Posted by Guest Blogger on Jul 29, 2015
Reflections on Tax Season
As we head into the second part of the 2015 filing season (with the 2016 season not far behind), some thoughts come to mind. Many practitioners felt as though recent tax law changes and related guidance was vague, late and not well supported. As a result, the 2015 filing season was more demanding than previous seasons, with uncertainty surrounding the final “repair regulations,” complex financial products and late receipt of client 1099s and brokerage statements.
With a fixed tax deadline, we had less time to prepare and process returns and extension payments. Being proactive now can help tackle these and other common challenges, such as those below.
The Tax System
- Last year’s question from high- income clients repeated itself this year: “Why do I owe more tax?” Four main reasons were the phase-out of itemized deductions, the personal exemption phase-out, the additional Medicare tax and the net investment income tax.
- “What takes so long to prepare my return?” they also ask. For starters, Congress’s late action on tax laws, short-term extensions and laws that cannot be administered. Reduction in IRS funding and the IRS’s choices of how it allocated resources led to reduced services, making it extremely difficult to resolve client issues.
- “Why is this penalty so high for such a small issue?” The penalty regime continues with every new piece of legislation. Last year’s extender package included indexing of penalties and the current highway funding bill includes more revisions of penalties.
Identity Theft: We can expect identity theft problems to continue because there will always be thieves. More than half of all CPA firms responding to a recent national poll had clients who were victims of identity theft this year.
Client Investments: If the stock market continues to rise, so will the number of clients owing money. The rising stock market in 2014 caused increased investment income, making returns more complex, and taxpayers were more likely to have a balance due. Some 1099 providers were given extensions to file those returns until after March 20, precluding any reasonable expectation that we could prepare and process the 1040 or an adequate 1040ES for April 15.
There’s no indication that 1099 extensions won’t be granted next year, making the last few weeks hectic organizing investment income for the return.
Client Communication: Start communicating now with your clients on these issues. Client expectations is one of the most difficult areas in practice now. The abundance of financial products available means that clients of modest means can now buy financial products previously only available to sophisticated investors, complicating their tax returns.
While it takes the same amount of time to enter a $10,000 unit in a partnership as it does a $100,000 or $1 million unit, the preparation associated with complex financial products or even small stock trades, adds time and effort that we cannot really determine until it comes time for the final bill. Adding to the time is the fact that clients often do not understand the tax implications of the investments they have purchased.
Identity Theft: Educate clients about identity theft prevention regularly. There is more identity theft and it is harder to detect, sometimes panicking clients and delaying refunds. While the IRS has devoted copious resources to catching identity theft from federal tax returns, some states with an income tax may be particularly vulnerable.
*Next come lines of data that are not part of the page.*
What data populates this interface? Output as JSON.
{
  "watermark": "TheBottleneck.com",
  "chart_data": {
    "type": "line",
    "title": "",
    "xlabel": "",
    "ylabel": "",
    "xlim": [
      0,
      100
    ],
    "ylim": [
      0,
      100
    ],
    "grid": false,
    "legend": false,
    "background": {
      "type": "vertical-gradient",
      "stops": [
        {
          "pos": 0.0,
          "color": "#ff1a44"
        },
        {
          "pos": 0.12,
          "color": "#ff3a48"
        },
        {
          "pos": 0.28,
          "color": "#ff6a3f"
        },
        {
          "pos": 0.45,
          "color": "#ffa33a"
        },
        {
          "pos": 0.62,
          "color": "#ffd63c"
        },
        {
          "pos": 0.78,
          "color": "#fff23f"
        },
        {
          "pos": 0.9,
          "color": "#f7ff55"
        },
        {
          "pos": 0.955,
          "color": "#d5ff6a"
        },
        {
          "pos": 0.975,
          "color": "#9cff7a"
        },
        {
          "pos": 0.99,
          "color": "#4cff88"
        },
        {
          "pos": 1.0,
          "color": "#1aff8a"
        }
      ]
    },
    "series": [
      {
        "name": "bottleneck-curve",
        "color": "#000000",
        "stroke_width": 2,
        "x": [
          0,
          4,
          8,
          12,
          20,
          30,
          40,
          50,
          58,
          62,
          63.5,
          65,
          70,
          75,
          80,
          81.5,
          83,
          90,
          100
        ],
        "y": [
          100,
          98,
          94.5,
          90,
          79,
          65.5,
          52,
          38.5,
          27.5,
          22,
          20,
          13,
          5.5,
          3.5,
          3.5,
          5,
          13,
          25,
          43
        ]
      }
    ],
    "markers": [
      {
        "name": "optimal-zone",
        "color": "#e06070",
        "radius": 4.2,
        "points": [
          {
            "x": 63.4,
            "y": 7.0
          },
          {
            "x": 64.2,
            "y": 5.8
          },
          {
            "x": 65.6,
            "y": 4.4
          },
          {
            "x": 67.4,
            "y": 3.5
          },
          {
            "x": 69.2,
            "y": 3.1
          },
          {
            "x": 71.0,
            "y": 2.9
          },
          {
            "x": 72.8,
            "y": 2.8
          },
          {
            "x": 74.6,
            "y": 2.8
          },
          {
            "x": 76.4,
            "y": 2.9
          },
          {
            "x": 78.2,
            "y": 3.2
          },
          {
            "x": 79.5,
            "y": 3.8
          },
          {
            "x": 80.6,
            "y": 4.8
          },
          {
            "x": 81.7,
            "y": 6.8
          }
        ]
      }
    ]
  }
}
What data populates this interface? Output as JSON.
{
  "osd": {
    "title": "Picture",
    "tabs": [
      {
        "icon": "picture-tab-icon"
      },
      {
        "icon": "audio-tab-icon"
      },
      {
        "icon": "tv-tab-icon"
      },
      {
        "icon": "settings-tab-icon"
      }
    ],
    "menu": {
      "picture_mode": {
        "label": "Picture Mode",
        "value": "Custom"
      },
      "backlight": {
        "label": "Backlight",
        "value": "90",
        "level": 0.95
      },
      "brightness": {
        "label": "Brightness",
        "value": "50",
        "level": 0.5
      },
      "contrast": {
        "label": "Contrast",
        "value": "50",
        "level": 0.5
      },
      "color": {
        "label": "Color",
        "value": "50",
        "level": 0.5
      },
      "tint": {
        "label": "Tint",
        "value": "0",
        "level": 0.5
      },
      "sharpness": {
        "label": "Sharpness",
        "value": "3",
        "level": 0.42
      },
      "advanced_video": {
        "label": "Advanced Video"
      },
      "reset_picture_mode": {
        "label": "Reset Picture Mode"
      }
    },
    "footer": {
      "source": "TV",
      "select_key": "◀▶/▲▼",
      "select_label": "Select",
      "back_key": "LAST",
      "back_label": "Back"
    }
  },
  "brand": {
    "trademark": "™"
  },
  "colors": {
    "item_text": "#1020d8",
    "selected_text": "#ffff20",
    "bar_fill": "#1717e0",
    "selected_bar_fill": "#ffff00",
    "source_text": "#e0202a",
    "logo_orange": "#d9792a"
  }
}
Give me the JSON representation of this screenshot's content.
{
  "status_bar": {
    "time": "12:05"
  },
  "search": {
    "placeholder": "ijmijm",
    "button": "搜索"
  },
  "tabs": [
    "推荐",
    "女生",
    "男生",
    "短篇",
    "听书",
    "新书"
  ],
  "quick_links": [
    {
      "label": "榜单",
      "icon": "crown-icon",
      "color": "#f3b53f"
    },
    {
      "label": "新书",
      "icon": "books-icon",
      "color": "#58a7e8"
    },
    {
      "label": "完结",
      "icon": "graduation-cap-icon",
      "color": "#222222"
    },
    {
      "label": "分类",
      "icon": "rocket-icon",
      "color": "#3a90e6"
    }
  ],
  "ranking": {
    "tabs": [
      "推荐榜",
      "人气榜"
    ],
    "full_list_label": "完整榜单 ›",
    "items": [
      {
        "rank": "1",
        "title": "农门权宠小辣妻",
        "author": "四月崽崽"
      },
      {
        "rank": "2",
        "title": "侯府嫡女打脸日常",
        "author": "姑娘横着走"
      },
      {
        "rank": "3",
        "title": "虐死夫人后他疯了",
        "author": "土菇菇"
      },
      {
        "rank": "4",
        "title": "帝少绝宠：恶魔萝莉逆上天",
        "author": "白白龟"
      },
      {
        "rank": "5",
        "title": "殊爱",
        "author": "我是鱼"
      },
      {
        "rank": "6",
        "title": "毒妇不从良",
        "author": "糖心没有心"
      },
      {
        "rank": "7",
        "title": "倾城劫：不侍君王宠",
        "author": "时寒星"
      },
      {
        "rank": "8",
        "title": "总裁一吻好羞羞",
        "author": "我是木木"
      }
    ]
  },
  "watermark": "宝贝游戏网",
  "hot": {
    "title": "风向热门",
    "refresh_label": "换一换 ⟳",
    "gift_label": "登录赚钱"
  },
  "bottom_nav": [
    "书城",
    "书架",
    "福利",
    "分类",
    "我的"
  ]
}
So, the lessons we learned from this season are clear:
- Begin preparing for tax season early.
- Consider hiring seasonal employees.
- Prepare clients for the risk of identity theft.
- Educate ourselves on the most current legislation and IRS penalties. IRS practice and procedure issues will consume more of our time.
- Educate clients about the rising complexity and cost of preparing returns.
Gerard Schreiber Jr., CPA, is a partner with Schreiber & Schreiber CPAs in Metairie, La., specializing in tax, accounting and consulting matters for individuals and small businesses. He serves on the AICPA Tax Practice Responsibilities Committee and has authored numerous courses and articles on various tax subjects.
Valrie Chambers, CPA, PhD, is an Associate Professor of Accounting at Stetson University in Celebration, Fla. She has more than a decade of public accounting experience as owner/partner-in-charge of a CPA firm in Houston that specialized in advising small business owners. Dr. Chambers has been published in numerous journals and received the Texas Society of CPAs Outstanding Accounting Educator Award for mid-sized Texas universities in 2012. She has volunteered for the AICPA and the IRS’s Volunteer Income Tax Assistance in Corpus Christi.